AEDs are nearly as common as fire extinguishers in airports, shopping malls, ballparks and other places where people gather. You may be more familiar with the acronym, AED, than the full term – automated external defibrillator – but either way you probably know that they are important lifesaving devices for people in cardiac arrest. And you probably feel secure that, should you or someone nearby suffer a heart attack, help is nearby.
AED security takes on another meaning, however, when you consider what goes into designing these devices. Like other technology, medical or not, AEDs are a combination of hardware and software that is amazing when it works correctly, but potentially dangerous when it doesn’t. When AEDs work right, they diagnose heart arrhythmia and fibrillation and deliver the right dose and type of therapy (the shock to restart or resynchronize the heart).
When there’s a problem with the hardware, the software or the interaction between the two, the AED may not be able to help the person in need, or even worse, may cause serious injury or death.
I recently published an article, “There’s More to the AED than Meets the Chest,” in Medical Design Technology that described how hardware and software engineers can work together to develop safer, more reliable and more secure AEDs. This collaborative design process helps AED manufacturers bring better, safer and more reliable devices to market faster and at less expense. But I’d guess that the people who are most appreciative of advances in AED technology are the nearly 360,000 people each year who are treated for cardiac arrest by emergency medical responders.

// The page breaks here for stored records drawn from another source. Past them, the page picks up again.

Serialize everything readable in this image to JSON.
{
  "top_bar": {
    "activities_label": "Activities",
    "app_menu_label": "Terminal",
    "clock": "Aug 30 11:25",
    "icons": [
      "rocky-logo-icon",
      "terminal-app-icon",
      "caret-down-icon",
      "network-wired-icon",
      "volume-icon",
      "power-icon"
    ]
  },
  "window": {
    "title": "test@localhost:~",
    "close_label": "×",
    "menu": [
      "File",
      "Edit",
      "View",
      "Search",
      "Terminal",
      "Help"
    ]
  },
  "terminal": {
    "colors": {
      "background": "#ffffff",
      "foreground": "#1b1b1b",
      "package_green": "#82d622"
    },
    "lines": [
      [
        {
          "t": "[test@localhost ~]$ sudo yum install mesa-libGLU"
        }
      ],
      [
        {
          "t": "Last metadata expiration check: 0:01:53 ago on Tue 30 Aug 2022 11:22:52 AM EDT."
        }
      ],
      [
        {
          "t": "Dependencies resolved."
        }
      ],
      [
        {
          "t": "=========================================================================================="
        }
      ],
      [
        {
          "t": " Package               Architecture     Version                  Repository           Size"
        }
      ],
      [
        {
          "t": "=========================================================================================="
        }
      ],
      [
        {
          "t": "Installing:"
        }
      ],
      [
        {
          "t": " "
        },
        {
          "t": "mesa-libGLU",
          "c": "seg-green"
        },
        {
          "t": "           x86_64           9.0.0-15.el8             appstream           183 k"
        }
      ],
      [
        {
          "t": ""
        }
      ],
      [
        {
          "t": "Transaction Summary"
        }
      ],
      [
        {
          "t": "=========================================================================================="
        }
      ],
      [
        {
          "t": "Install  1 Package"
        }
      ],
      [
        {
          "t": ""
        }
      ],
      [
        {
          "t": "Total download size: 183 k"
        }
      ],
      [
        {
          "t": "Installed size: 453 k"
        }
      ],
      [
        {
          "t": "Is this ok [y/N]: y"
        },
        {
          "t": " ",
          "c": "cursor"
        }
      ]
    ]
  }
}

For more on the technology behind the AED, read my article on Medical Design Technology. And, to learn how the QNX Neutrino RTOS platform plays a key role in AEDs and other medical devices, visit QNX Medical on the web.